- [WHAT TO PRODUCE]: Please set down the data word for word; images do not go in the copy.

- [TASK DATA]:
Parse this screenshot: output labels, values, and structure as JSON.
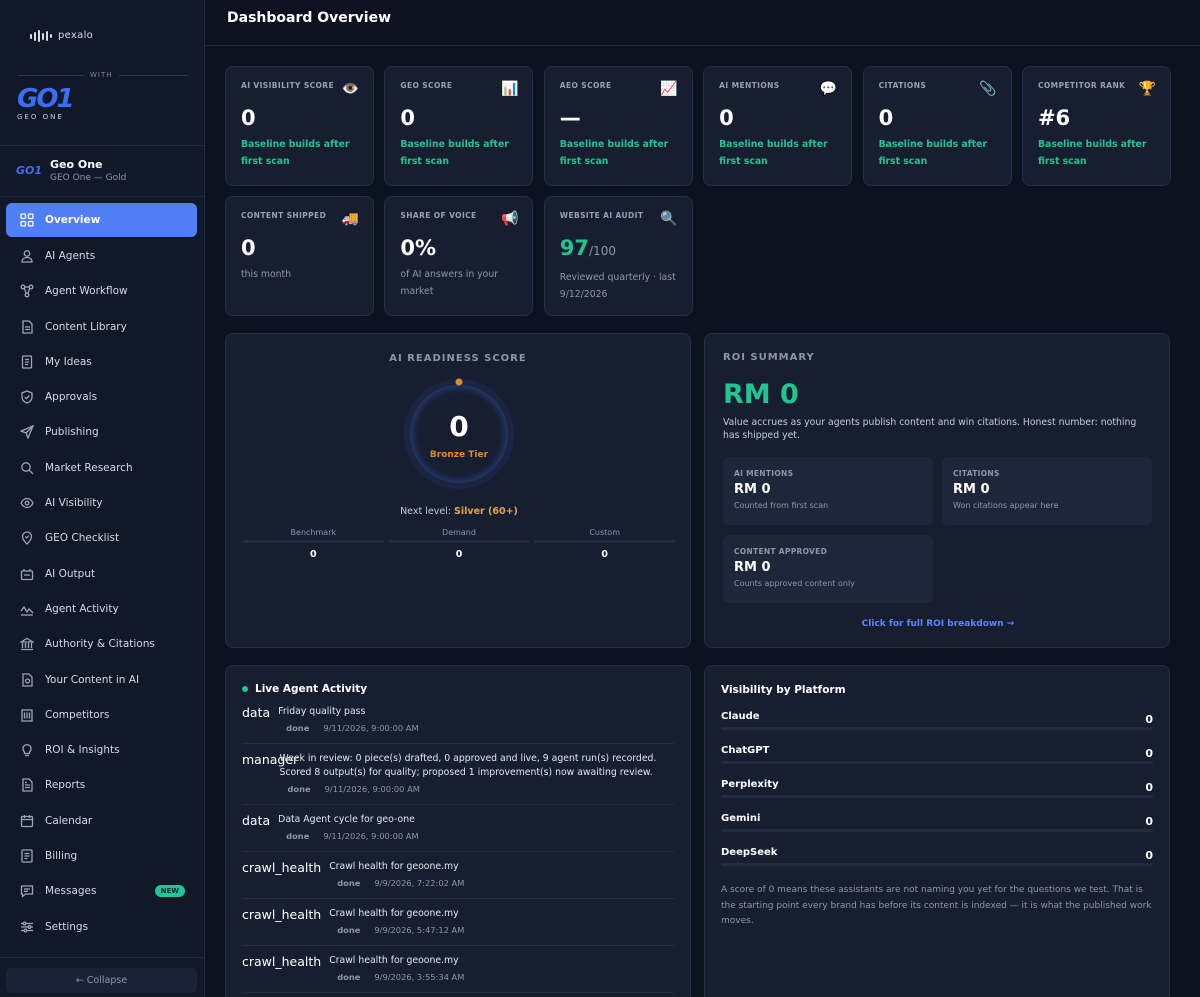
{
  "brand": {
    "name": "pexalo",
    "with": "WITH",
    "partner_logo": "GO1",
    "partner_sub": "GEO ONE"
  },
  "account": {
    "mini": "GO1",
    "name": "Geo One",
    "tier": "GEO One — Gold"
  },
  "nav": [
    {
      "label": "Overview",
      "icon": "grid-icon",
      "active": true
    },
    {
      "label": "AI Agents",
      "icon": "user-icon"
    },
    {
      "label": "Agent Workflow",
      "icon": "workflow-icon"
    },
    {
      "label": "Content Library",
      "icon": "document-icon"
    },
    {
      "label": "My Ideas",
      "icon": "notes-icon"
    },
    {
      "label": "Approvals",
      "icon": "shield-icon"
    },
    {
      "label": "Publishing",
      "icon": "send-icon"
    },
    {
      "label": "Market Research",
      "icon": "search-icon"
    },
    {
      "label": "AI Visibility",
      "icon": "eye-icon"
    },
    {
      "label": "GEO Checklist",
      "icon": "pin-icon"
    },
    {
      "label": "AI Output",
      "icon": "output-icon"
    },
    {
      "label": "Agent Activity",
      "icon": "activity-icon"
    },
    {
      "label": "Authority & Citations",
      "icon": "bank-icon"
    },
    {
      "label": "Your Content in AI",
      "icon": "content-ai-icon"
    },
    {
      "label": "Competitors",
      "icon": "building-icon"
    },
    {
      "label": "ROI & Insights",
      "icon": "bulb-icon"
    },
    {
      "label": "Reports",
      "icon": "report-icon"
    },
    {
      "label": "Calendar",
      "icon": "calendar-icon"
    },
    {
      "label": "Billing",
      "icon": "billing-icon"
    },
    {
      "label": "Messages",
      "icon": "message-icon",
      "badge": "NEW"
    },
    {
      "label": "Settings",
      "icon": "sliders-icon"
    }
  ],
  "collapse_label": "← Collapse",
  "page_title": "Dashboard Overview",
  "stats": [
    {
      "label": "AI VISIBILITY SCORE",
      "emoji": "👁️",
      "value": "0",
      "note": "Baseline builds after first scan"
    },
    {
      "label": "GEO SCORE",
      "emoji": "📊",
      "value": "0",
      "note": "Baseline builds after first scan"
    },
    {
      "label": "AEO SCORE",
      "emoji": "📈",
      "value": "—",
      "note": "Baseline builds after first scan"
    },
    {
      "label": "AI MENTIONS",
      "emoji": "💬",
      "value": "0",
      "note": "Baseline builds after first scan"
    },
    {
      "label": "CITATIONS",
      "emoji": "📎",
      "value": "0",
      "note": "Baseline builds after first scan"
    },
    {
      "label": "COMPETITOR RANK",
      "emoji": "🏆",
      "value": "#6",
      "note": "Baseline builds after first scan"
    },
    {
      "label": "CONTENT SHIPPED",
      "emoji": "🚚",
      "value": "0",
      "note": "this month"
    },
    {
      "label": "SHARE OF VOICE",
      "emoji": "📢",
      "value": "0%",
      "note": "of AI answers in your market"
    },
    {
      "label": "WEBSITE AI AUDIT",
      "emoji": "🔍",
      "value": "97",
      "unit": "/100",
      "note": "Reviewed quarterly · last 9/12/2026"
    }
  ],
  "readiness": {
    "title": "AI READINESS SCORE",
    "score": "0",
    "tier": "Bronze Tier",
    "next_prefix": "Next level: ",
    "next_level": "Silver (60+)",
    "mini": [
      {
        "label": "Benchmark",
        "value": "0"
      },
      {
        "label": "Demand",
        "value": "0"
      },
      {
        "label": "Custom",
        "value": "0"
      }
    ]
  },
  "roi": {
    "title": "ROI SUMMARY",
    "value": "RM 0",
    "desc": "Value accrues as your agents publish content and win citations. Honest number: nothing has shipped yet.",
    "cards": [
      {
        "label": "AI MENTIONS",
        "value": "RM 0",
        "note": "Counted from first scan"
      },
      {
        "label": "CITATIONS",
        "value": "RM 0",
        "note": "Won citations appear here"
      },
      {
        "label": "CONTENT APPROVED",
        "value": "RM 0",
        "note": "Counts approved content only"
      }
    ],
    "link": "Click for full ROI breakdown →"
  },
  "activity": {
    "title": "Live Agent Activity",
    "items": [
      {
        "agent": "data",
        "text": "Friday quality pass",
        "status": "done",
        "time": "9/11/2026, 9:00:00 AM"
      },
      {
        "agent": "manager",
        "text": "Week in review: 0 piece(s) drafted, 0 approved and live, 9 agent run(s) recorded. Scored 8 output(s) for quality; proposed 1 improvement(s) now awaiting review.",
        "status": "done",
        "time": "9/11/2026, 9:00:00 AM"
      },
      {
        "agent": "data",
        "text": "Data Agent cycle for geo-one",
        "status": "done",
        "time": "9/11/2026, 9:00:00 AM"
      },
      {
        "agent": "crawl_health",
        "text": "Crawl health for geoone.my",
        "status": "done",
        "time": "9/9/2026, 7:22:02 AM"
      },
      {
        "agent": "crawl_health",
        "text": "Crawl health for geoone.my",
        "status": "done",
        "time": "9/9/2026, 5:47:12 AM"
      },
      {
        "agent": "crawl_health",
        "text": "Crawl health for geoone.my",
        "status": "done",
        "time": "9/9/2026, 3:55:34 AM"
      }
    ]
  },
  "platforms": {
    "title": "Visibility by Platform",
    "items": [
      {
        "name": "Claude",
        "value": "0"
      },
      {
        "name": "ChatGPT",
        "value": "0"
      },
      {
        "name": "Perplexity",
        "value": "0"
      },
      {
        "name": "Gemini",
        "value": "0"
      },
      {
        "name": "DeepSeek",
        "value": "0"
      }
    ],
    "foot": "A score of 0 means these assistants are not naming you yet for the questions we test. That is the starting point every brand has before its content is indexed — it is what the published work moves."
  },
  "colors": {
    "accent": "#4f7ef7",
    "green": "#22c58f",
    "bronze": "#e08a2c",
    "bg": "#0d1220",
    "card": "#161e30"
  }
}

- [COMPLETED TASK]:
Parse this screenshot: output labels, values, and structure as JSON.
{
  "brand": {
    "name": "pexalo",
    "with": "WITH",
    "partner_logo": "GO1",
    "partner_sub": "GEO ONE"
  },
  "account": {
    "mini": "GO1",
    "name": "Geo One",
    "tier": "GEO One — Gold"
  },
  "nav": [
    {
      "label": "Overview",
      "icon": "grid-icon",
      "active": true
    },
    {
      "label": "AI Agents",
      "icon": "user-icon"
    },
    {
      "label": "Agent Workflow",
      "icon": "workflow-icon"
    },
    {
      "label": "Content Library",
      "icon": "document-icon"
    },
    {
      "label": "My Ideas",
      "icon": "notes-icon"
    },
    {
      "label": "Approvals",
      "icon": "shield-icon"
    },
    {
      "label": "Publishing",
      "icon": "send-icon"
    },
    {
      "label": "Market Research",
      "icon": "search-icon"
    },
    {
      "label": "AI Visibility",
      "icon": "eye-icon"
    },
    {
      "label": "GEO Checklist",
      "icon": "pin-icon"
    },
    {
      "label": "AI Output",
      "icon": "output-icon"
    },
    {
      "label": "Agent Activity",
      "icon": "activity-icon"
    },
    {
      "label": "Authority & Citations",
      "icon": "bank-icon"
    },
    {
      "label": "Your Content in AI",
      "icon": "content-ai-icon"
    },
    {
      "label": "Competitors",
      "icon": "building-icon"
    },
    {
      "label": "ROI & Insights",
      "icon": "bulb-icon"
    },
    {
      "label": "Reports",
      "icon": "report-icon"
    },
    {
      "label": "Calendar",
      "icon": "calendar-icon"
    },
    {
      "label": "Billing",
      "icon": "billing-icon"
    },
    {
      "label": "Messages",
      "icon": "message-icon",
      "badge": "NEW"
    },
    {
      "label": "Settings",
      "icon": "sliders-icon"
    }
  ],
  "collapse_label": "← Collapse",
  "page_title": "Dashboard Overview",
  "stats": [
    {
      "label": "AI VISIBILITY SCORE",
      "emoji": "👁️",
      "value": "0",
      "note": "Baseline builds after first scan"
    },
    {
      "label": "GEO SCORE",
      "emoji": "📊",
      "value": "0",
      "note": "Baseline builds after first scan"
    },
    {
      "label": "AEO SCORE",
      "emoji": "📈",
      "value": "—",
      "note": "Baseline builds after first scan"
    },
    {
      "label": "AI MENTIONS",
      "emoji": "💬",
      "value": "0",
      "note": "Baseline builds after first scan"
    },
    {
      "label": "CITATIONS",
      "emoji": "📎",
      "value": "0",
      "note": "Baseline builds after first scan"
    },
    {
      "label": "COMPETITOR RANK",
      "emoji": "🏆",
      "value": "#6",
      "note": "Baseline builds after first scan"
    },
    {
      "label": "CONTENT SHIPPED",
      "emoji": "🚚",
      "value": "0",
      "note": "this month"
    },
    {
      "label": "SHARE OF VOICE",
      "emoji": "📢",
      "value": "0%",
      "note": "of AI answers in your market"
    },
    {
      "label": "WEBSITE AI AUDIT",
      "emoji": "🔍",
      "value": "97",
      "unit": "/100",
      "note": "Reviewed quarterly · last 9/12/2026"
    }
  ],
  "readiness": {
    "title": "AI READINESS SCORE",
    "score": "0",
    "tier": "Bronze Tier",
    "next_prefix": "Next level: ",
    "next_level": "Silver (60+)",
    "mini": [
      {
        "label": "Benchmark",
        "value": "0"
      },
      {
        "label": "Demand",
        "value": "0"
      },
      {
        "label": "Custom",
        "value": "0"
      }
    ]
  },
  "roi": {
    "title": "ROI SUMMARY",
    "value": "RM 0",
    "desc": "Value accrues as your agents publish content and win citations. Honest number: nothing has shipped yet.",
    "cards": [
      {
        "label": "AI MENTIONS",
        "value": "RM 0",
        "note": "Counted from first scan"
      },
      {
        "label": "CITATIONS",
        "value": "RM 0",
        "note": "Won citations appear here"
      },
      {
        "label": "CONTENT APPROVED",
        "value": "RM 0",
        "note": "Counts approved content only"
      }
    ],
    "link": "Click for full ROI breakdown →"
  },
  "activity": {
    "title": "Live Agent Activity",
    "items": [
      {
        "agent": "data",
        "text": "Friday quality pass",
        "status": "done",
        "time": "9/11/2026, 9:00:00 AM"
      },
      {
        "agent": "manager",
        "text": "Week in review: 0 piece(s) drafted, 0 approved and live, 9 agent run(s) recorded. Scored 8 output(s) for quality; proposed 1 improvement(s) now awaiting review.",
        "status": "done",
        "time": "9/11/2026, 9:00:00 AM"
      },
      {
        "agent": "data",
        "text": "Data Agent cycle for geo-one",
        "status": "done",
        "time": "9/11/2026, 9:00:00 AM"
      },
      {
        "agent": "crawl_health",
        "text": "Crawl health for geoone.my",
        "status": "done",
        "time": "9/9/2026, 7:22:02 AM"
      },
      {
        "agent": "crawl_health",
        "text": "Crawl health for geoone.my",
        "status": "done",
        "time": "9/9/2026, 5:47:12 AM"
      },
      {
        "agent": "crawl_health",
        "text": "Crawl health for geoone.my",
        "status": "done",
        "time": "9/9/2026, 3:55:34 AM"
      }
    ]
  },
  "platforms": {
    "title": "Visibility by Platform",
    "items": [
      {
        "name": "Claude",
        "value": "0"
      },
      {
        "name": "ChatGPT",
        "value": "0"
      },
      {
        "name": "Perplexity",
        "value": "0"
      },
      {
        "name": "Gemini",
        "value": "0"
      },
      {
        "name": "DeepSeek",
        "value": "0"
      }
    ],
    "foot": "A score of 0 means these assistants are not naming you yet for the questions we test. That is the starting point every brand has before its content is indexed — it is what the published work moves."
  },
  "colors": {
    "accent": "#4f7ef7",
    "green": "#22c58f",
    "bronze": "#e08a2c",
    "bg": "#0d1220",
    "card": "#161e30"
  }
}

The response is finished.